Much like AT&T, Verizon's dividend is on a clear growth trajectory. On Sept. 1, Verizon's board declared a quarterly dividend of 57.75 cents per outstanding share, an increase of 1.25 cents per share, or 2.2%, from the previous quarter. At the time, the company noted that its board had approved a quarterly dividend increase each year for the last decade.

SNL Image

CenturyLink paid $296 million in the second quarter, up from $290 million in the first quarter, and Frontier paid $176 million, down slightly from $177 million in the prior period.

Though it paid the smallest aggregate amount, Frontier's dividend yield leads the pack at greater than 10%, according to SNL Kagan data as of Oct. 10. CenturyLink's dividend yield is close to 8%, and both AT&T and Verizon have dividend yields of just under 5%.

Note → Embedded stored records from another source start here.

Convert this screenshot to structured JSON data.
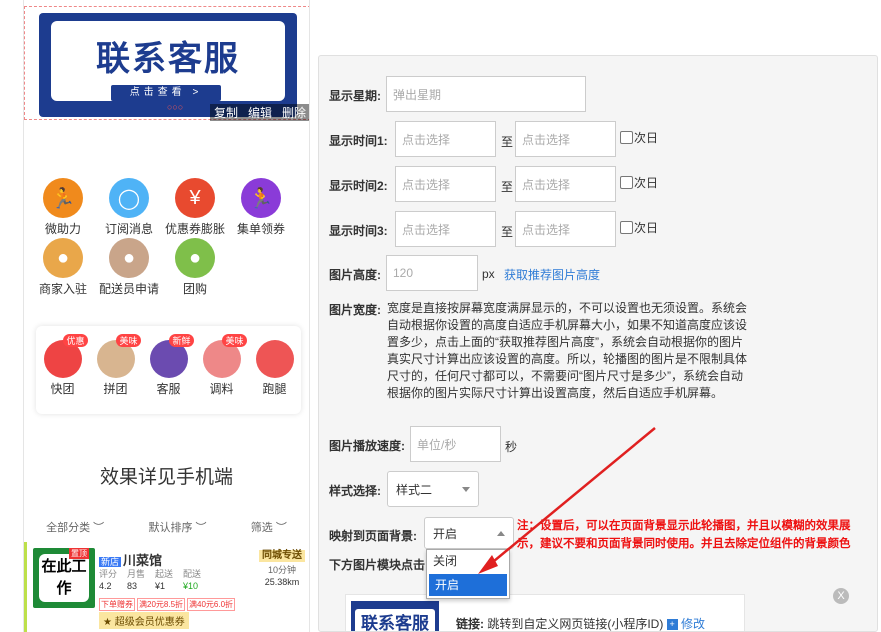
{
  "banner": {
    "title": "联系客服",
    "button": "点击查看 >",
    "dots": "○○○",
    "actions": [
      "复制",
      "编辑",
      "删除"
    ]
  },
  "icons": [
    {
      "label": "微助力",
      "color": "#f08a1c",
      "icon": "runner-icon"
    },
    {
      "label": "订阅消息",
      "color": "#4fb3f6",
      "icon": "shield-icon"
    },
    {
      "label": "优惠券膨胀",
      "color": "#e84a2f",
      "icon": "coupon-icon"
    },
    {
      "label": "集单领券",
      "color": "#8a3bd8",
      "icon": "runner-icon"
    },
    {
      "label": "商家入驻",
      "color": "#e9a74a",
      "icon": "food-icon"
    },
    {
      "label": "配送员申请",
      "color": "#c9a58a",
      "icon": "food-icon"
    },
    {
      "label": "团购",
      "color": "#7fbf4a",
      "icon": "food-icon"
    }
  ],
  "row2": [
    {
      "label": "快团",
      "badge": "优惠",
      "color": "#e44"
    },
    {
      "label": "拼团",
      "badge": "美味",
      "color": "#d8b590"
    },
    {
      "label": "客服",
      "badge": "新鲜",
      "color": "#6b4bb0"
    },
    {
      "label": "调料",
      "badge": "美味",
      "color": "#e88"
    },
    {
      "label": "跑腿",
      "badge": "",
      "color": "#e55"
    }
  ],
  "effect_text": "效果详见手机端",
  "filters": [
    "全部分类 ︶",
    "默认排序 ︶",
    "筛选 ︶"
  ],
  "shop": {
    "img_text": "在此工作",
    "tag": "置顶",
    "new_badge": "新店",
    "name": "川菜馆",
    "stats": [
      {
        "k": "评分",
        "v": "4.2"
      },
      {
        "k": "月售",
        "v": "83"
      },
      {
        "k": "起送",
        "v": "¥1"
      },
      {
        "k": "配送",
        "v": "¥10"
      }
    ],
    "delivery": "同城专送",
    "time": "10分钟",
    "distance": "25.38km",
    "coupons": [
      "下单赠券",
      "满20元8.5折",
      "满40元6.0折"
    ],
    "member": "超级会员优惠券"
  },
  "form": {
    "weekday_label": "显示星期:",
    "weekday_placeholder": "弹出星期",
    "time_rows": [
      {
        "label": "显示时间1:",
        "from": "点击选择",
        "to_label": "至",
        "to": "点击选择",
        "next_day": "次日"
      },
      {
        "label": "显示时间2:",
        "from": "点击选择",
        "to_label": "至",
        "to": "点击选择",
        "next_day": "次日"
      },
      {
        "label": "显示时间3:",
        "from": "点击选择",
        "to_label": "至",
        "to": "点击选择",
        "next_day": "次日"
      }
    ],
    "height_label": "图片高度:",
    "height_value": "120",
    "height_unit": "px",
    "height_link": "获取推荐图片高度",
    "width_label": "图片宽度:",
    "width_desc": "宽度是直接按屏幕宽度满屏显示的，不可以设置也无须设置。系统会自动根据你设置的高度自适应手机屏幕大小，如果不知道高度应该设置多少，点击上面的“获取推荐图片高度”，系统会自动根据你的图片真实尺寸计算出应该设置的高度。所以，轮播图的图片是不限制具体尺寸的，任何尺寸都可以，不需要问“图片尺寸是多少”，系统会自动根据你的图片实际尺寸计算出设置高度，然后自适应手机屏幕。",
    "speed_label": "图片播放速度:",
    "speed_placeholder": "单位/秒",
    "speed_unit": "秒",
    "style_label": "样式选择:",
    "style_value": "样式二",
    "bg_label": "映射到页面背景:",
    "bg_value": "开启",
    "bg_options": [
      "关闭",
      "开启"
    ],
    "bg_note": "注：设置后，可以在页面背景显示此轮播图，并且以模糊的效果展示，建议不要和页面背景同时使用。并且去除定位组件的背景颜色",
    "below_label": "下方图片模块点击",
    "card_img_text": "联系客服",
    "card_link_label": "链接:",
    "card_link_text": "跳转到自定义网页链接(小程序ID)",
    "card_edit": "修改",
    "close_text": "X"
  },
  "colors": {
    "accent": "#1e6fd9",
    "note": "#e11",
    "arrow": "#e02020"
  }
}
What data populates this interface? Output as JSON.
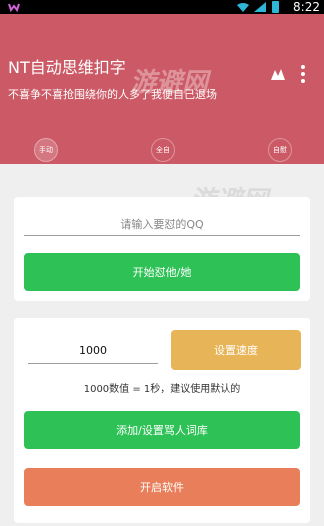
{
  "status_bar": {
    "time": "8:22"
  },
  "header": {
    "title": "NT自动思维扣字",
    "subtitle": "不喜争不喜抢围绕你的人多了我便自己退场",
    "modes": [
      "手动",
      "全自",
      "自慰"
    ]
  },
  "card_qq": {
    "qq_placeholder": "请输入要怼的QQ",
    "start_button": "开始怼他/她"
  },
  "card_speed": {
    "speed_value": "1000",
    "set_speed_button": "设置速度",
    "speed_note": "1000数值 = 1秒，建议使用默认的",
    "lexicon_button": "添加/设置骂人词库",
    "open_software_button": "开启软件"
  },
  "colors": {
    "header": "#cc5a66",
    "green": "#2ec156",
    "orange": "#e97f5a",
    "yellow": "#e8b458"
  },
  "icons": {
    "app": "app-icon",
    "wifi": "wifi-icon",
    "signal": "signal-icon",
    "battery": "battery-icon",
    "theme": "theme-icon",
    "menu": "menu-dots-icon"
  },
  "watermarks": [
    "游避网",
    "游避网",
    "游避网"
  ]
}
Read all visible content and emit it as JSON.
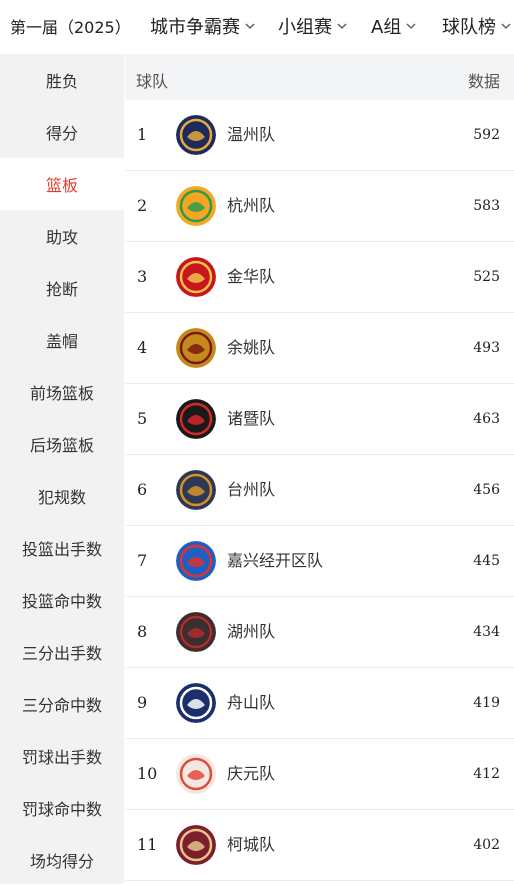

While higher dividends may be attractive to shareholders, Stodden worries these hefty payments "weigh heavily on these players as they try to digest prior M&A and de-lever balance sheets."

Further complicating matters is that competitors like T-Mobile US Inc., Sprint Corp. and Level 3 Communications Inc. are largely unconstrained by dividends.

"Challengers … aim to take market share through aggressive pricing and leveraging technology to disrupt the business models of the incumbents," Stodden said. T-Mobile in particular, with its "Uncarrier" strategy, has had a significant impact on the industry. After having sparked a price war a few years ago, it is now pushing forward with unlimited data and zero-rating plans.

T-Mobile does not currently pay a dividend on its common stock, and according to its investor site, "does not have any plans to." The company does, however, pay a preferred stock dividend.

This has left T-Mobile free to devote more of its financial resources to attracting subscribers or improving its network, without having to worry about protecting its free cash flow to fund a dividend payment.

But Birenberg noted that T-Mobile's dividend policy may very well change in the next couple of years.

"T-Mobile is a growth company so therefore they don't need to pay much of a dividend. But they've been pretty firm on their target of switching over to much heavier free cash flow starting this year," Birenberg said.

As T-Mobile matures, he expects the company will begin offering a dividend on its common shares.

"But I don't think they'll ever go to as high of a dividend as Verizon and AT&T have at least because they would want to retain that flexibility," Birenberg said.

SNL Image